This morning, Joe Nocera offers up his Mea Culpa on the Murdoch purchase of the WSJ. The Journal Becomes Fox-ified:
As a business story, the News of the World scandal isn’t just about phone hacking and police bribery. It is about Murdoch’s media empire, the News Corporation, being at risk — along with his family’s once unshakable hold on it. The old Wall Street Journal would have been leading the pack in pursuit of that story.
Now? At first, The Journal ignored the scandal, even though, as the Murdoch biographer Michael Wolff pointed out in Adweek, it was front-page news all across Britain. Then, when the scandal was no longer avoidable, The Journal did just enough to avoid being accused of looking the other way. Blogging for Columbia Journalism Review, Dean Starkman, the media critic, described The Journal’s coverage as “obviously hamstrung, and far, far below the paper’s true capacity.”

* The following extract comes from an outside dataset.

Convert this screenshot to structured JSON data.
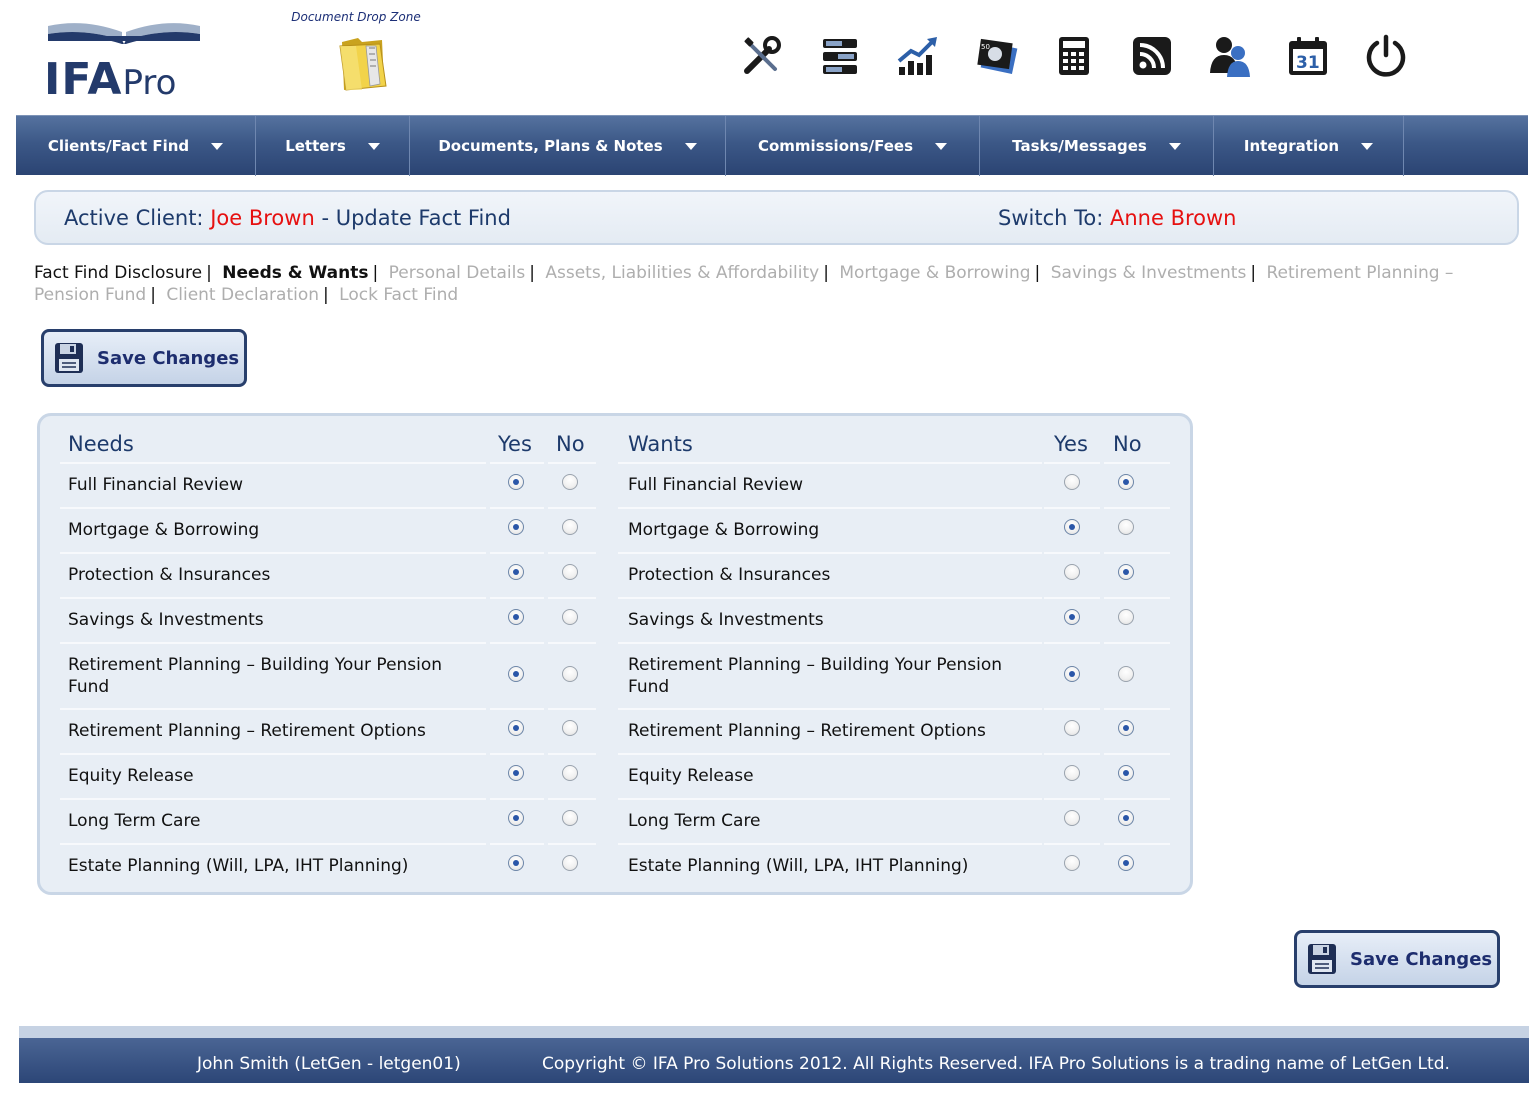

Regular readers of TBP were warned many years ago that Murdoch was less interested in pursuing journalism, and more interested in his own political agenda. What was once the best paper in America became a mere tool in that pursuit.
Rather than recognize the unique strength of the Journal as a Wall Street institution, we warned in 2008 that Murdch would “De-Financialize” the WSJ. Not too long after, the paper saw prize winning reporters defecting for NYT and other papers.
The editorial page has always been batshit crazy, but you expect that to stay sequestered fromt he business of Journalism. No longer. As Nocera points out:
“Along with the transformation of a great paper into a mediocre one came a change that was both more subtle and more insidious. The political articles grew more and more slanted toward the Republican party line. The Journal sometimes took to using the word “Democrat” as an adjective instead of a noun, a usage favored by the right wing. In her book, “War at The Wall Street Journal,” Sarah Ellison recounts how editors inserted the phrase “assault on business” in an article about corporate taxes under President Obama. The Journal was turned into a propaganda vehicle for its owner’s conservative views. That’s half the definition of Fox-ification.”
And to me, the great tragedy has been the spoiling of what was once a tremendous asset. We noted the OpEd madness creeping onto the front page and then other stories 18 months ago in WSJ Jumps the Shark.
The good news is the WSJ can be saved. NewsCorp (NWS) is actually a highly profitable company that could easily be cleaved into (profitable) entertainment and (less profitable) news. Spin Dow Jones back out as a standalone company, and let their editors and reporters do what they do best without interference from a modern day Foster Kane.
Murdoch has had an out-sized influence on the political processes on 3 continents and numerous countries. In the UK, he is facing possible charges of corrupting Scotland yard. After years of bullying Parliament into submission, the MPs smell blood in the water and appear to be out for revenge.
In the US, Murdoch’s Fox News has coarsened the political process and LITERALLY made the American public dumber. Fox News viewers consistently rank amongst the least knowledgeable, worst informed people when it comes to the FACTS about the issues of the day. Over the short run, it has been a cynical yet highly profitable infotainment machine, but ultimately, highly destructive to our body polity.
You cannot have a functional Democracy without a vigorous press and a well informed electorate. Here’s to hoping that the net effect of the unfolding scandal is a more aggressive press run by Journalists, and fewer media barons mucking up the process.
Murdoch’s WSJ Changes Creates Opening for NYT, FT (April 24th, 2008)
Read It Here First: “De-Financializing” the WSJ (April 28th, 2008)
Why Are WSJ Reporters Defecting for NYT ? (August 31st, 2010)
WSJ Jumps the Shark (January 22nd, 2010)
The Journal Becomes Fox-ified
NYT July 15, 2011